• [Task objective]
The required output is every record, written out exactly.

• [Available data]
:::::

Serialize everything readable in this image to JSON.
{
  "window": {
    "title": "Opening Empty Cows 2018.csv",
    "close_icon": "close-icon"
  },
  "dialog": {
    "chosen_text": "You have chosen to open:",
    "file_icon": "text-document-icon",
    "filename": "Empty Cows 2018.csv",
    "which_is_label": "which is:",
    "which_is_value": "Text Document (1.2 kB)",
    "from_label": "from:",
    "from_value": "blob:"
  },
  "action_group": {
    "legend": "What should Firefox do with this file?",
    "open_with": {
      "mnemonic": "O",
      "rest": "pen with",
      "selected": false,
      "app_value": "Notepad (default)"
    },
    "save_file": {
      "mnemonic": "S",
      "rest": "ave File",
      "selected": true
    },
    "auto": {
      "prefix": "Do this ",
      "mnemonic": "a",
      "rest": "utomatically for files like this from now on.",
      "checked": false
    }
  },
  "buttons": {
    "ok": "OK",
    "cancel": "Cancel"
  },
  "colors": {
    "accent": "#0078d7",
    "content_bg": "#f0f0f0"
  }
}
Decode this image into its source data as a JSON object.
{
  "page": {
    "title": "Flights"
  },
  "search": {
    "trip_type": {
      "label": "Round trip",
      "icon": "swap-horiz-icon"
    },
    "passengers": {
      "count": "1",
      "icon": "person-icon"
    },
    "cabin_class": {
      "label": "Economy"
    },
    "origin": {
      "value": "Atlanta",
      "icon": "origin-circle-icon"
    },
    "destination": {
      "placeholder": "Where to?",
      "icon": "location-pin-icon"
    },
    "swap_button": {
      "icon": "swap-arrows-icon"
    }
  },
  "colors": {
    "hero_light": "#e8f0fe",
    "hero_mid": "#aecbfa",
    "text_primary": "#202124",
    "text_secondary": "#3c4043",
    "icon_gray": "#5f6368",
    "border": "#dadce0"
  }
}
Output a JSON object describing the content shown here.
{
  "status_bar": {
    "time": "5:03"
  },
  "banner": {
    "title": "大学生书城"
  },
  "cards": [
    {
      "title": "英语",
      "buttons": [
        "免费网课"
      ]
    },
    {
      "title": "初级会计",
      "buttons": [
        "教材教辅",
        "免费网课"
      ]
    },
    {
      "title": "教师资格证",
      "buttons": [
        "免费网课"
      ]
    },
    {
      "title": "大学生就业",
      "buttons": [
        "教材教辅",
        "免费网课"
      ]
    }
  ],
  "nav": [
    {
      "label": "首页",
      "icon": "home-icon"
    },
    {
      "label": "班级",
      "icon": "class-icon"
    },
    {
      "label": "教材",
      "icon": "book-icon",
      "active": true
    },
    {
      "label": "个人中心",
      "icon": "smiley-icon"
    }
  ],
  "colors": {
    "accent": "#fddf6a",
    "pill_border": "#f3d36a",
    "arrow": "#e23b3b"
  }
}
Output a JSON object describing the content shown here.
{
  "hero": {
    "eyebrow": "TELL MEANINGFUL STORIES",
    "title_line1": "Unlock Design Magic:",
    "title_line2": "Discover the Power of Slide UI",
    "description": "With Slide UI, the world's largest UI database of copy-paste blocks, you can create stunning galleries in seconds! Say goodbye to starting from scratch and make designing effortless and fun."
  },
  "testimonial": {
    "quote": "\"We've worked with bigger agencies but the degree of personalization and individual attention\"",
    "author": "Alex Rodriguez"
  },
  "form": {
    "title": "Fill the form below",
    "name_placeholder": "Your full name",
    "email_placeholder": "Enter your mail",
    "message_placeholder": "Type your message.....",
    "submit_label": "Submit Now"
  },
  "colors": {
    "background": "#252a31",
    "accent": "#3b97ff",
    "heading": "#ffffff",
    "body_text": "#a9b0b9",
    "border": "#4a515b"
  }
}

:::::

• [Task answer]
Serialize everything readable in this image to JSON.
{
  "window": {
    "title": "Opening Empty Cows 2018.csv",
    "close_icon": "close-icon"
  },
  "dialog": {
    "chosen_text": "You have chosen to open:",
    "file_icon": "text-document-icon",
    "filename": "Empty Cows 2018.csv",
    "which_is_label": "which is:",
    "which_is_value": "Text Document (1.2 kB)",
    "from_label": "from:",
    "from_value": "blob:"
  },
  "action_group": {
    "legend": "What should Firefox do with this file?",
    "open_with": {
      "mnemonic": "O",
      "rest": "pen with",
      "selected": false,
      "app_value": "Notepad (default)"
    },
    "save_file": {
      "mnemonic": "S",
      "rest": "ave File",
      "selected": true
    },
    "auto": {
      "prefix": "Do this ",
      "mnemonic": "a",
      "rest": "utomatically for files like this from now on.",
      "checked": false
    }
  },
  "buttons": {
    "ok": "OK",
    "cancel": "Cancel"
  },
  "colors": {
    "accent": "#0078d7",
    "content_bg": "#f0f0f0"
  }
}
Decode this image into its source data as a JSON object.
{
  "page": {
    "title": "Flights"
  },
  "search": {
    "trip_type": {
      "label": "Round trip",
      "icon": "swap-horiz-icon"
    },
    "passengers": {
      "count": "1",
      "icon": "person-icon"
    },
    "cabin_class": {
      "label": "Economy"
    },
    "origin": {
      "value": "Atlanta",
      "icon": "origin-circle-icon"
    },
    "destination": {
      "placeholder": "Where to?",
      "icon": "location-pin-icon"
    },
    "swap_button": {
      "icon": "swap-arrows-icon"
    }
  },
  "colors": {
    "hero_light": "#e8f0fe",
    "hero_mid": "#aecbfa",
    "text_primary": "#202124",
    "text_secondary": "#3c4043",
    "icon_gray": "#5f6368",
    "border": "#dadce0"
  }
}
Output a JSON object describing the content shown here.
{
  "status_bar": {
    "time": "5:03"
  },
  "banner": {
    "title": "大学生书城"
  },
  "cards": [
    {
      "title": "英语",
      "buttons": [
        "免费网课"
      ]
    },
    {
      "title": "初级会计",
      "buttons": [
        "教材教辅",
        "免费网课"
      ]
    },
    {
      "title": "教师资格证",
      "buttons": [
        "免费网课"
      ]
    },
    {
      "title": "大学生就业",
      "buttons": [
        "教材教辅",
        "免费网课"
      ]
    }
  ],
  "nav": [
    {
      "label": "首页",
      "icon": "home-icon"
    },
    {
      "label": "班级",
      "icon": "class-icon"
    },
    {
      "label": "教材",
      "icon": "book-icon",
      "active": true
    },
    {
      "label": "个人中心",
      "icon": "smiley-icon"
    }
  ],
  "colors": {
    "accent": "#fddf6a",
    "pill_border": "#f3d36a",
    "arrow": "#e23b3b"
  }
}
Output a JSON object describing the content shown here.
{
  "hero": {
    "eyebrow": "TELL MEANINGFUL STORIES",
    "title_line1": "Unlock Design Magic:",
    "title_line2": "Discover the Power of Slide UI",
    "description": "With Slide UI, the world's largest UI database of copy-paste blocks, you can create stunning galleries in seconds! Say goodbye to starting from scratch and make designing effortless and fun."
  },
  "testimonial": {
    "quote": "\"We've worked with bigger agencies but the degree of personalization and individual attention\"",
    "author": "Alex Rodriguez"
  },
  "form": {
    "title": "Fill the form below",
    "name_placeholder": "Your full name",
    "email_placeholder": "Enter your mail",
    "message_placeholder": "Type your message.....",
    "submit_label": "Submit Now"
  },
  "colors": {
    "background": "#252a31",
    "accent": "#3b97ff",
    "heading": "#ffffff",
    "body_text": "#a9b0b9",
    "border": "#4a515b"
  }
}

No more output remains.